If you were to spin the globe and look for real estate critical to building an American empire, your first stop would have to be the Persian Gulf. The desert sands of this region hold two of every three barrels of oil in the world -- Iraq's reserves alone are equal, by some estimates, to those of Russia, the United States, China, and Mexico combined. For the past 30 years, the Gulf has been in the crosshairs of an influential group of Washington foreign-policy strategists, who believe that in order to ensure its global dominance, the United States must seize control of the region and its oil.
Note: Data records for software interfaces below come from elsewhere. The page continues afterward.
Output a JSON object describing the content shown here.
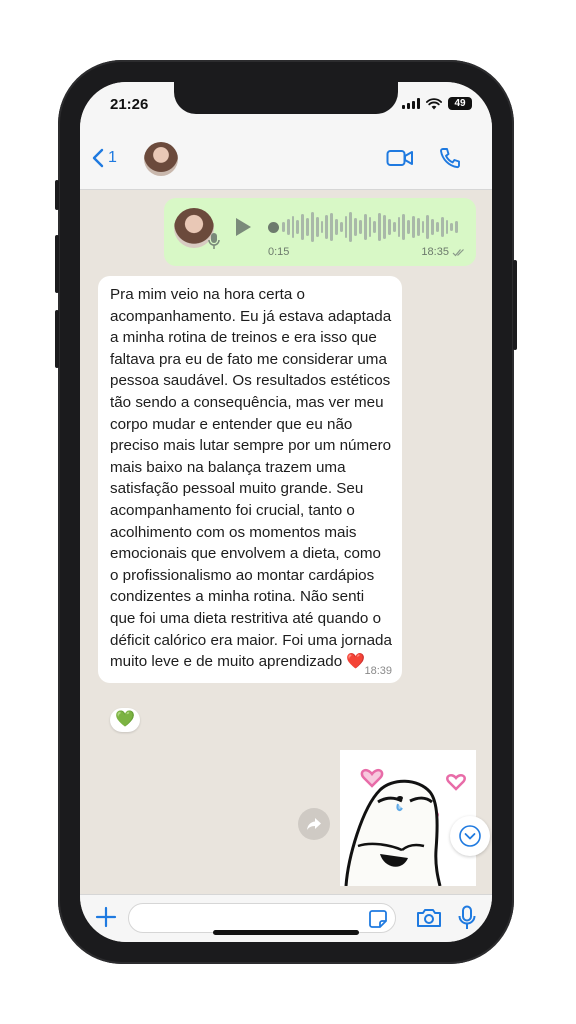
{
  "status_bar": {
    "time": "21:26",
    "battery": "49"
  },
  "header": {
    "back_count": "1"
  },
  "chat": {
    "voice_message": {
      "duration": "0:15",
      "time": "18:35"
    },
    "text_message": {
      "text": "Pra mim veio na hora certa o acompanhamento. Eu já estava adaptada a minha rotina de treinos e era isso que faltava pra eu de fato me considerar uma pessoa saudável. Os resultados estéticos tão sendo a consequência, mas ver meu corpo mudar e entender que eu não preciso mais lutar sempre por um número mais baixo na balança trazem uma satisfação pessoal muito grande. Seu acompanhamento foi crucial, tanto o acolhimento com os momentos mais emocionais que envolvem a dieta, como o profissionalismo ao montar cardápios condizentes a minha rotina. Não senti que foi uma dieta restritiva até quando o déficit calórico era maior. Foi uma jornada muito leve e de muito aprendizado ❤️",
      "time": "18:39",
      "reaction": "💚"
    }
  },
  "composer": {
    "value": "",
    "placeholder": ""
  },
  "colors": {
    "accent": "#1f7ae0",
    "outgoing_bubble": "#d8f8c6",
    "incoming_bubble": "#ffffff",
    "chat_background": "#e9e4dd"
  },
  "icons": [
    "back-chevron-icon",
    "video-call-icon",
    "phone-icon",
    "play-icon",
    "mic-icon",
    "forward-icon",
    "chevron-down-icon",
    "plus-icon",
    "sticker-icon",
    "camera-icon",
    "microphone-icon"
  ]
}
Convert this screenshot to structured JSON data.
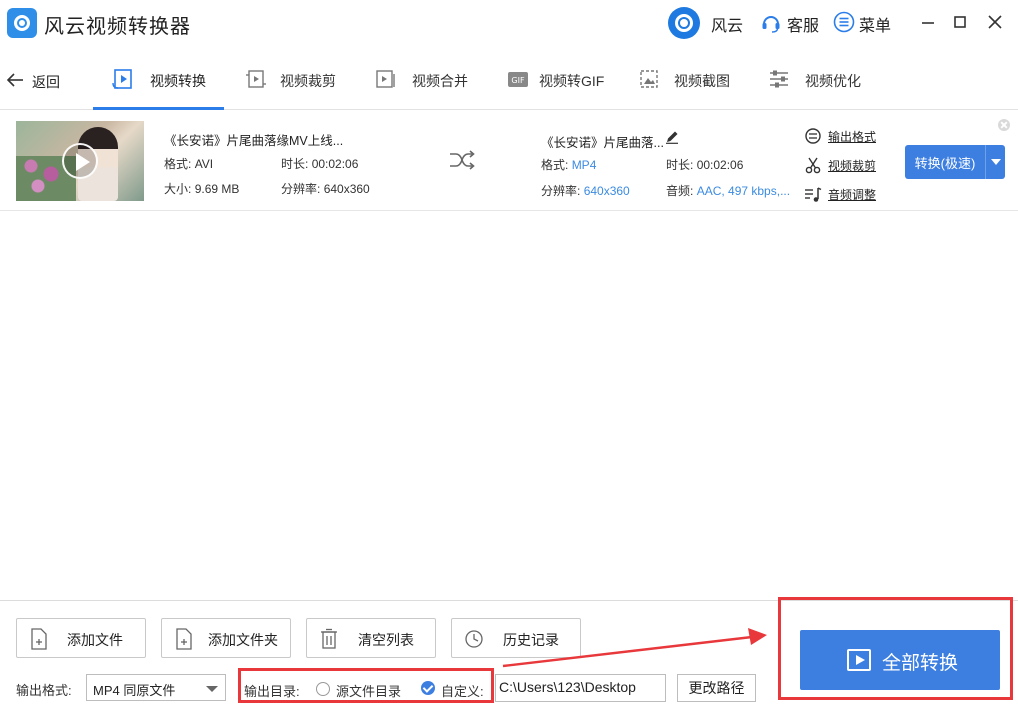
{
  "app": {
    "title": "风云视频转换器",
    "brand_label": "风云",
    "service_label": "客服",
    "menu_label": "菜单"
  },
  "nav": {
    "back_label": "返回",
    "tabs": [
      {
        "label": "视频转换",
        "icon": "video-convert-icon",
        "active": true
      },
      {
        "label": "视频裁剪",
        "icon": "video-crop-icon"
      },
      {
        "label": "视频合并",
        "icon": "video-merge-icon"
      },
      {
        "label": "视频转GIF",
        "icon": "gif-icon"
      },
      {
        "label": "视频截图",
        "icon": "screenshot-icon"
      },
      {
        "label": "视频优化",
        "icon": "optimize-icon"
      }
    ]
  },
  "file": {
    "title": "《长安诺》片尾曲落缘MV上线...",
    "src": {
      "format_label": "格式:",
      "format": "AVI",
      "duration_label": "时长:",
      "duration": "00:02:06",
      "size_label": "大小:",
      "size": "9.69 MB",
      "resolution_label": "分辨率:",
      "resolution": "640x360"
    },
    "out": {
      "title": "《长安诺》片尾曲落...",
      "format_label": "格式:",
      "format": "MP4",
      "duration_label": "时长:",
      "duration": "00:02:06",
      "resolution_label": "分辨率:",
      "resolution": "640x360",
      "audio_label": "音频:",
      "audio": "AAC, 497 kbps,..."
    },
    "links": {
      "output_format": "输出格式",
      "video_crop": "视频裁剪",
      "audio_adjust": "音频调整"
    },
    "convert_button": "转换(极速)"
  },
  "toolbar": {
    "add_file": "添加文件",
    "add_folder": "添加文件夹",
    "clear_list": "清空列表",
    "history": "历史记录"
  },
  "output": {
    "format_label": "输出格式:",
    "format_value": "MP4 同原文件",
    "dir_label": "输出目录:",
    "source_dir_option": "源文件目录",
    "custom_option": "自定义:",
    "source_dir_selected": false,
    "custom_selected": true,
    "path": "C:\\Users\\123\\Desktop",
    "change_path": "更改路径"
  },
  "convert_all": "全部转换",
  "colors": {
    "accent": "#3d7fe1",
    "highlight": "#e8383b"
  }
}
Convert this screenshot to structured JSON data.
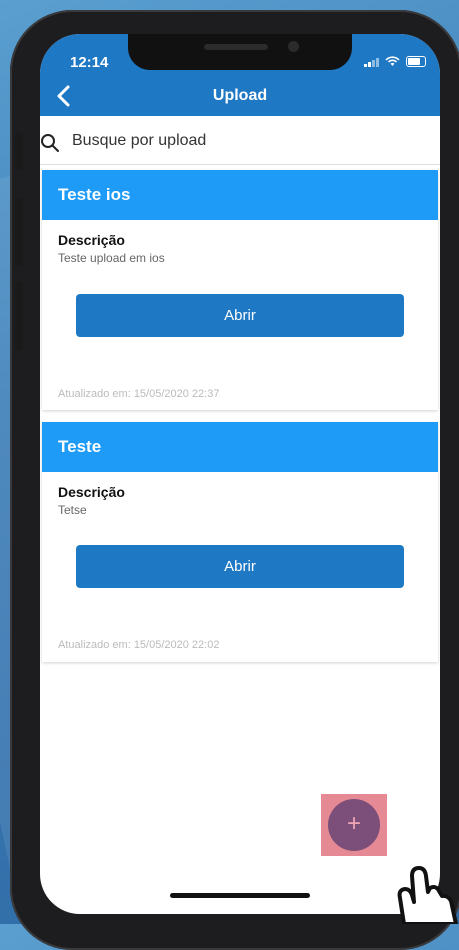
{
  "status_bar": {
    "time": "12:14"
  },
  "nav": {
    "title": "Upload"
  },
  "search": {
    "placeholder": "Busque por upload"
  },
  "cards": [
    {
      "title": "Teste ios",
      "description_label": "Descrição",
      "description": "Teste upload em ios",
      "button_label": "Abrir",
      "updated": "Atualizado em: 15/05/2020 22:37"
    },
    {
      "title": "Teste",
      "description_label": "Descrição",
      "description": "Tetse",
      "button_label": "Abrir",
      "updated": "Atualizado em: 15/05/2020 22:02"
    }
  ],
  "fab": {
    "label": "+"
  },
  "colors": {
    "primary": "#1f78c4",
    "card_header": "#1e9bf6",
    "fab": "#7b4f79",
    "fab_highlight": "#e58a95"
  }
}
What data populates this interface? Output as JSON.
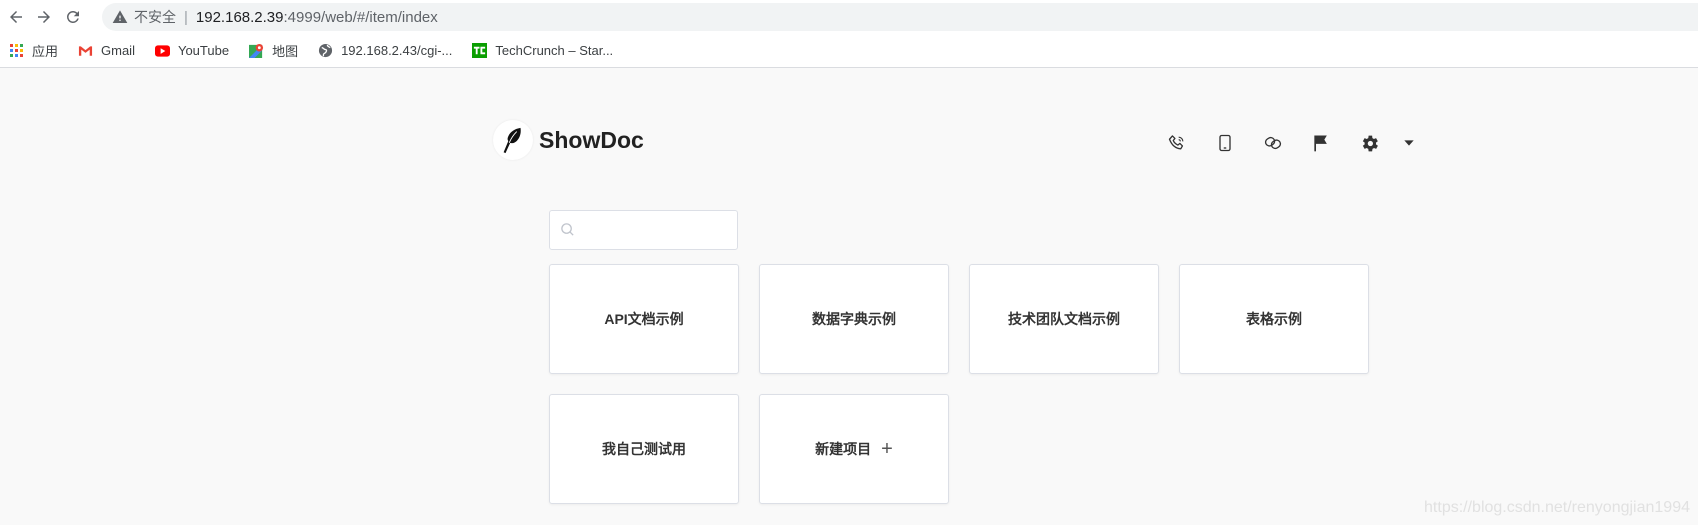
{
  "browser": {
    "security_label": "不安全",
    "url_host": "192.168.2.39",
    "url_rest": ":4999/web/#/item/index",
    "bookmarks": [
      {
        "label": "应用",
        "icon": "apps-grid-icon"
      },
      {
        "label": "Gmail",
        "icon": "gmail-icon"
      },
      {
        "label": "YouTube",
        "icon": "youtube-icon"
      },
      {
        "label": "地图",
        "icon": "maps-icon"
      },
      {
        "label": "192.168.2.43/cgi-...",
        "icon": "globe-icon"
      },
      {
        "label": "TechCrunch – Star...",
        "icon": "techcrunch-icon"
      }
    ]
  },
  "app": {
    "logo_text": "ShowDoc",
    "header_icons": [
      "phone-icon",
      "mobile-icon",
      "link-icon",
      "flag-icon",
      "gear-icon",
      "caret-down-icon"
    ]
  },
  "search": {
    "value": "",
    "placeholder": ""
  },
  "projects": [
    {
      "label": "API文档示例"
    },
    {
      "label": "数据字典示例"
    },
    {
      "label": "技术团队文档示例"
    },
    {
      "label": "表格示例"
    },
    {
      "label": "我自己测试用"
    }
  ],
  "new_project": {
    "label": "新建项目",
    "plus": "+"
  },
  "watermark": "https://blog.csdn.net/renyongjian1994",
  "colors": {
    "page_bg": "#f9f9f9",
    "card_border": "#dcdfe6",
    "text_dark": "#333333"
  }
}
Born during the energy crisis of the 1970s and refined since then by a generation of policymakers, this approach is finding its boldest expression yet in the Bush administration -- which, with its plan to invade Iraq and install a regime beholden to Washington, has moved closer than any of its predecessors to transforming the Gulf into an American protectorate.

In the geopolitical vision driving current U.S. policy toward Iraq, the key to national security is global hegemony -- dominance over any and all potential rivals. To that end, the United States must not only be able to project its military forces anywhere, at any time. It must also control key resources, chief among them oil -- and especially Gulf oil. To the hawks who now set the tone at the White House and the Pentagon, the region is crucial not simply for its share of the U.S. oil supply (other sources have become more important over the years), but because it would allow the United States to maintain a lock on the world's energy lifeline and potentially deny access to its global competitors. The administration "believes you have to control resources in order to have access to them," says Chas Freeman, who served as U.S. ambassador to Saudi Arabia under the first President Bush. "They are taken with the idea that the end of the Cold War left the United States able to impose its will globally -- and that those who have the ability to shape events with power have the duty to do so. It's ideology."

Iraq, in this view, is a strategic prize of unparalleled importance. Unlike the oil beneath Alaska's frozen tundra, locked away in the steppes of central Asia, or buried under stormy seas, Iraq's crude is readily accessible and, at less than $1.50 a barrel, some of the cheapest in the world to produce. Already, over the past several months, Western companies have been meeting with Iraqi exiles to try to stake a claim to that bonanza.

But while the companies hope to cash in on an American-controlled Iraq, the push to remove Saddam Hussein hasn't been driven by oil executives, many of whom are worried about the consequences of war. Nor are Vice President Cheney and President Bush, both former oilmen, looking at the Gulf simply for the profits that can be earned there. The administration is thinking bigger, much bigger, than that.

"Controlling Iraq is about oil as power, rather than oil as fuel," says Michael Klare, professor of peace and world security studies at Hampshire College and author of Resource Wars. "Control over the Persian Gulf translates into control over Europe, Japan, and China. It's having our hand on the spigot."


Great Article Stewball. It needs wider exposure

North Texans for 911 Truth (new site)
North Texans for 911 Truth Meetup Site

Oil, Weapons and Drugs

"Shall we dance to the sound of the profitable pound in Molasses and Rum and Slaves?" ...

Repub lican Congressman Christopher Shays

in an exchange with Charlie Rangel, said point blank that the Iraq War is about oil (http://www.petersnewyork.com/APOLOGY.html).

G. O . D.




An the Neocon$$$$ Chri$$$$$tian$$$ "Zioni$$t$$" $say Amen.

I think the REAL GOD will have something to say about all of this.

So will the real Christians.

And Muslims.

And Buddhists.

And Hindus.

And Taoists etc.

The World Is Waking Up.

The CONSTITUTION is NOT going to "collapse" into pulverized dust no matter how much thermate/explosives or planes they throw at it